Yeragani, V. K., Rao, K. A., Pohl, R., Jampala, V. C., and Balon, R. (2001). Heart rate and QT variability in children with anxiety disorders: a preliminary report. Depress Anxiety 13, 72–77. doi: 10.1002/da.1019
Yeragani, V. K., Tancer, M., and Uhde, T. (2003). Heart rate and QT interval variability: abnormal alpha-2 adrenergic function in patients with panic disorder. Psychiatry Res. 121, 185–196. doi: 10.1016/S0165-1781(03)00235-X
Keywords: non-linear time-series analysis, HRV, sample entropy, RMSSD, detrended fluctuation analysis, pre-ejection period, anxiety, depression
Citation: Fiskum C, Andersen TG, Bornas X, Aslaksen PM, Flaten MA and Jacobsen K (2018) Non-linear Heart Rate Variability as a Discriminator of Internalizing Psychopathology and Negative Affect in Children With Internalizing Problems and Healthy Controls. Front. Physiol. 9:561. doi: 10.3389/fphys.2018.00561
Received: 29 December 2017; Accepted: 30 April 2018;
Published: 23 May 2018.
Edited by:Jakub S. Gąsior, Kazimierz Pułaski University of Technology and Humanities in Radom, Poland
Reviewed by:Phyllis Kravet Stein, Washington University in St. Louis, United States
Vlasta Bari, Policlinico San Donato (IRCCS), Italy
Copyright © 2018 Fiskum, Andersen, Bornas, Aslaksen, Flaten and Jacobsen. This is an open-access article distributed under the terms of the Creative Commons Attribution License (CC BY). The use, distribution or reproduction in other forums is permitted, provided the original author(s) and the copyright owner are credited and that the original publication in this journal is cited, in accordance with accepted academic practice. No use, distribution or reproduction is permitted which does not comply with these terms.

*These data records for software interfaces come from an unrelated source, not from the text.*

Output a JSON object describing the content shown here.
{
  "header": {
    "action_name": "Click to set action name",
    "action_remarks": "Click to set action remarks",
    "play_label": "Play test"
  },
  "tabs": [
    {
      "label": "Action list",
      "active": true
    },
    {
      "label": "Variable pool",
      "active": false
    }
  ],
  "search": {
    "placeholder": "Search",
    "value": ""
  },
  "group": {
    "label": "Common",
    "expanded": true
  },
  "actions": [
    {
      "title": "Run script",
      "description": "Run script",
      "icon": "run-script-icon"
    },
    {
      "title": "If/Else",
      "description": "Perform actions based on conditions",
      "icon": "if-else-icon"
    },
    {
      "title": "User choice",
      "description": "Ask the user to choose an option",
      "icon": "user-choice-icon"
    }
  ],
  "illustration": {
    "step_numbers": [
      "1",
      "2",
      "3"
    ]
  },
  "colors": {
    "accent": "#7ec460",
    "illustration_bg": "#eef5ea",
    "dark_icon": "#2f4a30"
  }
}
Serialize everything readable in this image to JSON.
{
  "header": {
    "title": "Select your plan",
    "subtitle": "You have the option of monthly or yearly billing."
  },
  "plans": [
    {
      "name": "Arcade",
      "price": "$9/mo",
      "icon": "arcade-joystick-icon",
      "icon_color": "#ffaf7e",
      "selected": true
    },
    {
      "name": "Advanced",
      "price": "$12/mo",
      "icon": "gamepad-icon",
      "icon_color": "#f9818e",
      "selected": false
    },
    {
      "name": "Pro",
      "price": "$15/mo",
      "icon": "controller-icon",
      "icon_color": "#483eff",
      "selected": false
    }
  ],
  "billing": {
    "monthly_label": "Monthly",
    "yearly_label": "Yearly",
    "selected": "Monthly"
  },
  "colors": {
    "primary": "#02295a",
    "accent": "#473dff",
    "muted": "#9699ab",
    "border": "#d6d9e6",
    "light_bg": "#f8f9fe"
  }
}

*Correspondence: Charlotte Fiskum, email@example.com